__TASK INSTRUCTIONS__. Find the count of lines in the material below that include the word "video". State nothing but that number.

__GIVEN DATA__.
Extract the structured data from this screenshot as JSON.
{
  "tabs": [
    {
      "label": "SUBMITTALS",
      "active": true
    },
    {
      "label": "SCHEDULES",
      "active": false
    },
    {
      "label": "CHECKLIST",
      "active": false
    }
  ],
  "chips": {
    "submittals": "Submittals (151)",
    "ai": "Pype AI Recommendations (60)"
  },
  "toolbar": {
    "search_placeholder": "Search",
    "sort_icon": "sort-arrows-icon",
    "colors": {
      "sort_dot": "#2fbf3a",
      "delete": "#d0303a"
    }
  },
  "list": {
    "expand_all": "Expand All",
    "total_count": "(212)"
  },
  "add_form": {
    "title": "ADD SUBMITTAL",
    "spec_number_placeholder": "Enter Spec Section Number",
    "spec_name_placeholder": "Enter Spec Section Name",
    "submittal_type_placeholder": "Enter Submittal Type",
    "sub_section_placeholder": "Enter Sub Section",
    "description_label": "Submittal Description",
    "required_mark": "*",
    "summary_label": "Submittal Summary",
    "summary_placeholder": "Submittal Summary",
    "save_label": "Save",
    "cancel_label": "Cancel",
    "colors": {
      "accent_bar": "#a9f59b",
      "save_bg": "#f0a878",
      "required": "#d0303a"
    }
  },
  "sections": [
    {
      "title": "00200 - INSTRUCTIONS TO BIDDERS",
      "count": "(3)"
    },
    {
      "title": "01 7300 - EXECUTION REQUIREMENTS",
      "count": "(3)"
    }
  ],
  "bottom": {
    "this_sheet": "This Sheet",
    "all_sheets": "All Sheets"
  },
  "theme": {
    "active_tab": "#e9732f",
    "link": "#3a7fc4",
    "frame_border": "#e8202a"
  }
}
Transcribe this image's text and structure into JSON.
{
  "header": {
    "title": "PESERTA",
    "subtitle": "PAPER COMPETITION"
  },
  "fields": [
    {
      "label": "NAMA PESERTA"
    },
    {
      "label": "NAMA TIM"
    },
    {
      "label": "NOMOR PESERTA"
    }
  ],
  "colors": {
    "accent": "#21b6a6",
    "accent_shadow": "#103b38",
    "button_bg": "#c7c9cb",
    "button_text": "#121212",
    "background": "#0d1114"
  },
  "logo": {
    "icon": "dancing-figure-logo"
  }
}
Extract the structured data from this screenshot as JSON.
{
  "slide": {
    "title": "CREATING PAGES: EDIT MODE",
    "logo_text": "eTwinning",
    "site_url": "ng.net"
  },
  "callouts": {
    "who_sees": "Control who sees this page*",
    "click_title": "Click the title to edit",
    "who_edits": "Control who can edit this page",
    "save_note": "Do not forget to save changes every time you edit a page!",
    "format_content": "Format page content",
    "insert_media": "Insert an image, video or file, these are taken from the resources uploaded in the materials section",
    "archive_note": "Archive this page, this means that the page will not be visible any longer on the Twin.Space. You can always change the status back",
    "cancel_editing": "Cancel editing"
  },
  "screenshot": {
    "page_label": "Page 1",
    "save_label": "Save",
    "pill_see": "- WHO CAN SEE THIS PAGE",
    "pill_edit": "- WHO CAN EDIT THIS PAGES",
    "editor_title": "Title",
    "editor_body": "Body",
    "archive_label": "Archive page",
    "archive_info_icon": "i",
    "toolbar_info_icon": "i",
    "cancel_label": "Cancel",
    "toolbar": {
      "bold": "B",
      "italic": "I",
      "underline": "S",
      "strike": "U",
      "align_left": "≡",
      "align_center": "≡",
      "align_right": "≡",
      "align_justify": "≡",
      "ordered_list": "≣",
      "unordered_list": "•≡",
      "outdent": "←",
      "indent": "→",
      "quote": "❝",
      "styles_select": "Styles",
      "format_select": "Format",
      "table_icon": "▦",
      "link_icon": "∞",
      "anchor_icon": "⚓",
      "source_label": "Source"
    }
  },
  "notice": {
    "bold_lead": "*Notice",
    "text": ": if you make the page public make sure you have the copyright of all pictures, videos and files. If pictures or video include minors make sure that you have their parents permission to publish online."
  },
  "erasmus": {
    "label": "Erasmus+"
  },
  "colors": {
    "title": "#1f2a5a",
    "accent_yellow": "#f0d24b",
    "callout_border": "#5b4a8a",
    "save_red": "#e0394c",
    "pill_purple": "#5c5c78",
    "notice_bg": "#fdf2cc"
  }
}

__FINISHED TASK__. 2